Composer Brian Tyler (The Fate of the Furious, Avengers: Age of Ultron) penned more than two hours of music for Universal’s remake of The Mummy, including a massive orchestra and choir recorded earlier this year at London’s Abbey Road. I interviewed Brian for Variety, which asked me to place the new Mummy score in the context of previous musical efforts along these lines — which gave me a chance to link to excerpts from past scores by James Dietrich, Hans J. Salter, Franz Reizenstein and Jerry Goldsmith. And not only did Back Lot Music gave us an exclusive four-minute track, but Tyler clued us in to an “Easter egg” of a hat-tip to Goldsmith that he quietly inserted into his own score.
To launch this season’s Variety coverage of the Emmy race in the music categories, I talked with a TV Academy governor and five music supervisors who may be possible nominees (for such diverse series as Halt & Catch Fire, Outsiders, Empire, Star, 13 Reasons Why and Ray Donovan) in the new category of Outstanding Music Supervision. Voters will judge these shows on the best use of songs (both original and licensed) in their dramatic contexts. For a second story about this year’s scores and songs, I interviewed the composers and songwriters of four of the season’s most talked-about TV shows: The Crown, Feud and Stranger Things and, for songs, that musical episode of The Flash.
Stephen Schwartz was honored last week with the Founders Award of the American Society of Composers, Authors and Publishers (ASCAP). In addition to covering the annual ASCAP Screen Music Awards for Variety — which featured not only the Schwartz honor but a number of other awards doled out to film, TV and video game composers — I had the pleasure of interviewing him at length about his career. He talked about working on the upcoming (2019?) Wicked movie, both screenplay and new songs, as well as the enduring popularity of such Broadway shows as Pippin and Godspell. His Prince of Egypt score (from the 1998 animated film) has been expanded for a stage version to debut this fall.
Oscar-nominated, Grammy- and Emmy-winning composer Alan Silvestri received BMI’s Icon Award Wednesday night at the Beverly Wilshire Hotel. His was the top honor among dozens distributed by the performing-rights society. The evening was a who’s-who of composers, songwriters and music supervisors active in films and TV. Variety asked me to cover the event, so I managed to sneak in a little time with the composer of Back to the Future, Forrest Gump, Cast Away, TV’s Cosmos and so much more.
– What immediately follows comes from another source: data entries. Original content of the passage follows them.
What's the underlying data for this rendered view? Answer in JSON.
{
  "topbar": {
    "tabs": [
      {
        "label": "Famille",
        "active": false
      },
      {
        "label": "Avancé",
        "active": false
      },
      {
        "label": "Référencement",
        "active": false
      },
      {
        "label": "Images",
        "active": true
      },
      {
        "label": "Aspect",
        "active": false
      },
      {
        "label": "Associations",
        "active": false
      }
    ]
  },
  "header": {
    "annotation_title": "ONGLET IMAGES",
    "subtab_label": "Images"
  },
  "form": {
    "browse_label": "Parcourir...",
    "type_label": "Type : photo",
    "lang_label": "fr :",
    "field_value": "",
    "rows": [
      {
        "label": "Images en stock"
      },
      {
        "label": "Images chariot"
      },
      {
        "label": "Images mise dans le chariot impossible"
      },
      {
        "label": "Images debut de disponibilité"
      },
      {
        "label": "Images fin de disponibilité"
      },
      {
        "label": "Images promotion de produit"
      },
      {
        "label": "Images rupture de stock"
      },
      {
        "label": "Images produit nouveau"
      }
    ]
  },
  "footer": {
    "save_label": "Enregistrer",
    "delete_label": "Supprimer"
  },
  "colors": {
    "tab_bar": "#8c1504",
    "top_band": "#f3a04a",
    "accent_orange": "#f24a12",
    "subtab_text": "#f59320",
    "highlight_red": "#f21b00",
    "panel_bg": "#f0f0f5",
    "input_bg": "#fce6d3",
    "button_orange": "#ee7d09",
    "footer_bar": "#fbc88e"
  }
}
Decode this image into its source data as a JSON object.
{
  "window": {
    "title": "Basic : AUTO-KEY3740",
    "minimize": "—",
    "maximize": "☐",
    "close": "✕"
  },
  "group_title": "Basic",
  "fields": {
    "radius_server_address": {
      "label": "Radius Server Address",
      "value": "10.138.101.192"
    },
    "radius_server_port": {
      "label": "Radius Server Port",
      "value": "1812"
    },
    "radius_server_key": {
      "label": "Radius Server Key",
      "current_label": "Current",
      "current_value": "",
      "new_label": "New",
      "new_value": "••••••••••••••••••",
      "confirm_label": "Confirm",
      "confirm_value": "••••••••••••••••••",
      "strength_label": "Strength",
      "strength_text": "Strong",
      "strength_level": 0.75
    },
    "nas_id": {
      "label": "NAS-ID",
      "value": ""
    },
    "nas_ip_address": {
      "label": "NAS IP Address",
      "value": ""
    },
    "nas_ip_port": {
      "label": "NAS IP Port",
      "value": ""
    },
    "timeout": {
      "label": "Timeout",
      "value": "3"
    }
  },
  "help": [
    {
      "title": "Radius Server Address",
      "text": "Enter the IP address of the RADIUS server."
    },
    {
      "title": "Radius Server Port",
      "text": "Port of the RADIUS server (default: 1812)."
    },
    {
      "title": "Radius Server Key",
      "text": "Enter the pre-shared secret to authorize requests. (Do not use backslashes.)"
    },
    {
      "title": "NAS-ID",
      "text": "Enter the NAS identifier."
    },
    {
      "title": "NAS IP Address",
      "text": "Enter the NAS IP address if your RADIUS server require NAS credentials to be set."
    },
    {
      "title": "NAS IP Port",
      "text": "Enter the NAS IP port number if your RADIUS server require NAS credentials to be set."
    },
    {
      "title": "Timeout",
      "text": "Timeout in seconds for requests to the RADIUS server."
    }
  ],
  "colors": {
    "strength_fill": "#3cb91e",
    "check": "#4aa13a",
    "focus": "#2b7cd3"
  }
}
Among others in attendance: Tyler Bates (Guardians of the Galaxy), Brian Tyler (Fate of the Furious), the legendary Mike Post (Law & Order), W.G. Snuffy Walden (The West Wing) and many others. Excerpts from my red-carpet interviews are included in this video.
Oscar-winning composer Jerry Goldsmith finally received a star on the Hollywood Walk of Fame today, May 9, 2017. For a section in this week’s Variety, I asked composers who knew him and directors who worked with him for a little perspective on the man and his career. Goldsmith, whose filmography included The Sand Pebbles, Patton, Chinatown, Planet of the Apes, five Star Trek films and more than 100 others, was among the most respected composers in the history of Hollywood. Directors Joe Dante, Paul Verhoeven and Fred Schepisi contributed thoughts, as did composers David Newman, Christophe Beck and Charles Fox. Goldsmith died way too early, in 2004, and the star is not only overdue but well deserved. Here is the main story and here is a sidebar discussing 10 of his greatest scores. Finally, here is a complete rundown of the ceremony, who attended and what was said.